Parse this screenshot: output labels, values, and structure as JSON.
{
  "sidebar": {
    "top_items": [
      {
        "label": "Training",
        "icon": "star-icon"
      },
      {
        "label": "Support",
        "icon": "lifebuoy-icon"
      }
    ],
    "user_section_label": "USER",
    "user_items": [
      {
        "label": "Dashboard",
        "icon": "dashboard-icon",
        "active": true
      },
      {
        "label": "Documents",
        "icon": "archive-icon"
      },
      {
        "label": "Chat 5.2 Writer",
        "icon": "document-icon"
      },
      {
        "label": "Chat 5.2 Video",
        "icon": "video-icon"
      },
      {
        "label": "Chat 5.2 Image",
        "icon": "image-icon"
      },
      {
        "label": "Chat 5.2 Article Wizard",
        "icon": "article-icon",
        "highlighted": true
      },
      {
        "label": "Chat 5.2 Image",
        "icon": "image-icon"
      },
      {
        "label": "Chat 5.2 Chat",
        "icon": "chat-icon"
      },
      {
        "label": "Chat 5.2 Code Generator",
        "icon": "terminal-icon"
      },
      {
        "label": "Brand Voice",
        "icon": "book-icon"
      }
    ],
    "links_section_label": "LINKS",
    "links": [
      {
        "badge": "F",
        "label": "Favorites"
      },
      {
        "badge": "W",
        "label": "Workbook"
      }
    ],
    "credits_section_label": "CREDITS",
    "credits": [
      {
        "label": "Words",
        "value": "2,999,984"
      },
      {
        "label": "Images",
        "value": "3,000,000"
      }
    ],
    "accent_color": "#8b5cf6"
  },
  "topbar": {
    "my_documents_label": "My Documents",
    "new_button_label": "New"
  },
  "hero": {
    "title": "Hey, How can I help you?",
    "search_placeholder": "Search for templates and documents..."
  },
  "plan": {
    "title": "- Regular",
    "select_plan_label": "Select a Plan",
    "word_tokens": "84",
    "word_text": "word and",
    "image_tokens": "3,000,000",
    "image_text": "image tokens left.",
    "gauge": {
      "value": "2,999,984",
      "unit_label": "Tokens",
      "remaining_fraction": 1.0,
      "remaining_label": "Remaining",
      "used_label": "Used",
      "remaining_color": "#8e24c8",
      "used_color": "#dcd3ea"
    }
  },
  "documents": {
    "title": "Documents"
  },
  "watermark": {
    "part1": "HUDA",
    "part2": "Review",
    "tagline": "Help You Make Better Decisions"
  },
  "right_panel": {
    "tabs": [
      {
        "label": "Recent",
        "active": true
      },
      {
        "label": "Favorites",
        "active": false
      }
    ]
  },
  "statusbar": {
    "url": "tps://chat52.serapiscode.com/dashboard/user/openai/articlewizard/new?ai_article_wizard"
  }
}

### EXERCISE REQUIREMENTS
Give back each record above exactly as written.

### EXERCISE SOLUTION
Parse this screenshot: output labels, values, and structure as JSON.
{
  "sidebar": {
    "top_items": [
      {
        "label": "Training",
        "icon": "star-icon"
      },
      {
        "label": "Support",
        "icon": "lifebuoy-icon"
      }
    ],
    "user_section_label": "USER",
    "user_items": [
      {
        "label": "Dashboard",
        "icon": "dashboard-icon",
        "active": true
      },
      {
        "label": "Documents",
        "icon": "archive-icon"
      },
      {
        "label": "Chat 5.2 Writer",
        "icon": "document-icon"
      },
      {
        "label": "Chat 5.2 Video",
        "icon": "video-icon"
      },
      {
        "label": "Chat 5.2 Image",
        "icon": "image-icon"
      },
      {
        "label": "Chat 5.2 Article Wizard",
        "icon": "article-icon",
        "highlighted": true
      },
      {
        "label": "Chat 5.2 Image",
        "icon": "image-icon"
      },
      {
        "label": "Chat 5.2 Chat",
        "icon": "chat-icon"
      },
      {
        "label": "Chat 5.2 Code Generator",
        "icon": "terminal-icon"
      },
      {
        "label": "Brand Voice",
        "icon": "book-icon"
      }
    ],
    "links_section_label": "LINKS",
    "links": [
      {
        "badge": "F",
        "label": "Favorites"
      },
      {
        "badge": "W",
        "label": "Workbook"
      }
    ],
    "credits_section_label": "CREDITS",
    "credits": [
      {
        "label": "Words",
        "value": "2,999,984"
      },
      {
        "label": "Images",
        "value": "3,000,000"
      }
    ],
    "accent_color": "#8b5cf6"
  },
  "topbar": {
    "my_documents_label": "My Documents",
    "new_button_label": "New"
  },
  "hero": {
    "title": "Hey, How can I help you?",
    "search_placeholder": "Search for templates and documents..."
  },
  "plan": {
    "title": "- Regular",
    "select_plan_label": "Select a Plan",
    "word_tokens": "84",
    "word_text": "word and",
    "image_tokens": "3,000,000",
    "image_text": "image tokens left.",
    "gauge": {
      "value": "2,999,984",
      "unit_label": "Tokens",
      "remaining_fraction": 1.0,
      "remaining_label": "Remaining",
      "used_label": "Used",
      "remaining_color": "#8e24c8",
      "used_color": "#dcd3ea"
    }
  },
  "documents": {
    "title": "Documents"
  },
  "watermark": {
    "part1": "HUDA",
    "part2": "Review",
    "tagline": "Help You Make Better Decisions"
  },
  "right_panel": {
    "tabs": [
      {
        "label": "Recent",
        "active": true
      },
      {
        "label": "Favorites",
        "active": false
      }
    ]
  },
  "statusbar": {
    "url": "tps://chat52.serapiscode.com/dashboard/user/openai/articlewizard/new?ai_article_wizard"
  }
}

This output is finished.